WHAT TO WORK ON: Looking at the records below, say how many lines include "Restrictions", and add nothing else.

DATA FOR THIS TASK:
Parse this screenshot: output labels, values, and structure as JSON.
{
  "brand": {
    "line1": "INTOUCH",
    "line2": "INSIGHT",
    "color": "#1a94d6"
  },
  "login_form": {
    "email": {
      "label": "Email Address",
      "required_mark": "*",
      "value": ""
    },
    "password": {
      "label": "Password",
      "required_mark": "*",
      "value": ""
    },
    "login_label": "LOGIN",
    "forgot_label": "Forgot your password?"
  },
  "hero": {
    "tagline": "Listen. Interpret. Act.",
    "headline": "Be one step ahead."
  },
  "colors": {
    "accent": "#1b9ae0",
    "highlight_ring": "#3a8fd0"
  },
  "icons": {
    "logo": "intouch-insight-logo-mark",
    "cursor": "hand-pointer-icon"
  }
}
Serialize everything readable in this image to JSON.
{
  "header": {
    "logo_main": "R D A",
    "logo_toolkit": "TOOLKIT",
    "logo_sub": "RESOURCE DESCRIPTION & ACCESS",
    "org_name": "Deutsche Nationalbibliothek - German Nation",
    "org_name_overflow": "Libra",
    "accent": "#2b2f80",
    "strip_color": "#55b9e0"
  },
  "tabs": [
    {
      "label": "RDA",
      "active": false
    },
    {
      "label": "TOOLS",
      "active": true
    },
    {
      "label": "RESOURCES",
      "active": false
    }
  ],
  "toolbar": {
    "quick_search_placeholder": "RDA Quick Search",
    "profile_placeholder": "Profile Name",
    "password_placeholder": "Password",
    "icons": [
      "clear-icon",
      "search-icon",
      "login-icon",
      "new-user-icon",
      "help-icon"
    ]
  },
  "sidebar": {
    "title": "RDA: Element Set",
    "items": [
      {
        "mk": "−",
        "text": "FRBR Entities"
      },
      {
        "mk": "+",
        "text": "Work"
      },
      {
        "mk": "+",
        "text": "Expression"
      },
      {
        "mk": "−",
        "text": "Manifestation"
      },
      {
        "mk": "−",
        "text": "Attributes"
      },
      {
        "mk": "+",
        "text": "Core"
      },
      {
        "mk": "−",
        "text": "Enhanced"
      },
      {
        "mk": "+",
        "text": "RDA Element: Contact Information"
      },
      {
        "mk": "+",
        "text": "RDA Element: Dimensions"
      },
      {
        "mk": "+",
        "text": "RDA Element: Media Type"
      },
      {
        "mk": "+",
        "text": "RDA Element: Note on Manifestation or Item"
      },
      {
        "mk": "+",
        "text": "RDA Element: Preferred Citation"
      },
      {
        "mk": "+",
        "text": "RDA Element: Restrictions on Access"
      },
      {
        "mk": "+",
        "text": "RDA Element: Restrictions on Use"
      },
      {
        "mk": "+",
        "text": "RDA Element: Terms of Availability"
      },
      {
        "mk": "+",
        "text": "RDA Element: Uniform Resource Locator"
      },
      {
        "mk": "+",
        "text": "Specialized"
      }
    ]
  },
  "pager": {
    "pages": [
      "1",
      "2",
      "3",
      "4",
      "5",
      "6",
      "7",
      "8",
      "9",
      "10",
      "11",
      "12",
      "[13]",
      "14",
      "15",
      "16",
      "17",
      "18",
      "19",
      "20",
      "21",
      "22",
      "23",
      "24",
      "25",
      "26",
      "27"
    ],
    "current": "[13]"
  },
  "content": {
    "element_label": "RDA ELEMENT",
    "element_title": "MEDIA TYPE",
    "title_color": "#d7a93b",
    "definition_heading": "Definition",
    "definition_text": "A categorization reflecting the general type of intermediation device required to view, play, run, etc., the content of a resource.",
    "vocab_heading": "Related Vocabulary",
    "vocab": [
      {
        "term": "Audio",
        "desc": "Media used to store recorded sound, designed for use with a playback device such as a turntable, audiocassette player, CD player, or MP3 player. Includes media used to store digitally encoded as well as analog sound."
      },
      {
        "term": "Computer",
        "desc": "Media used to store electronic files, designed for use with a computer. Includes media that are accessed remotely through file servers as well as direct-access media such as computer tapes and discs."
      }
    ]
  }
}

COMPLETED TASK: 2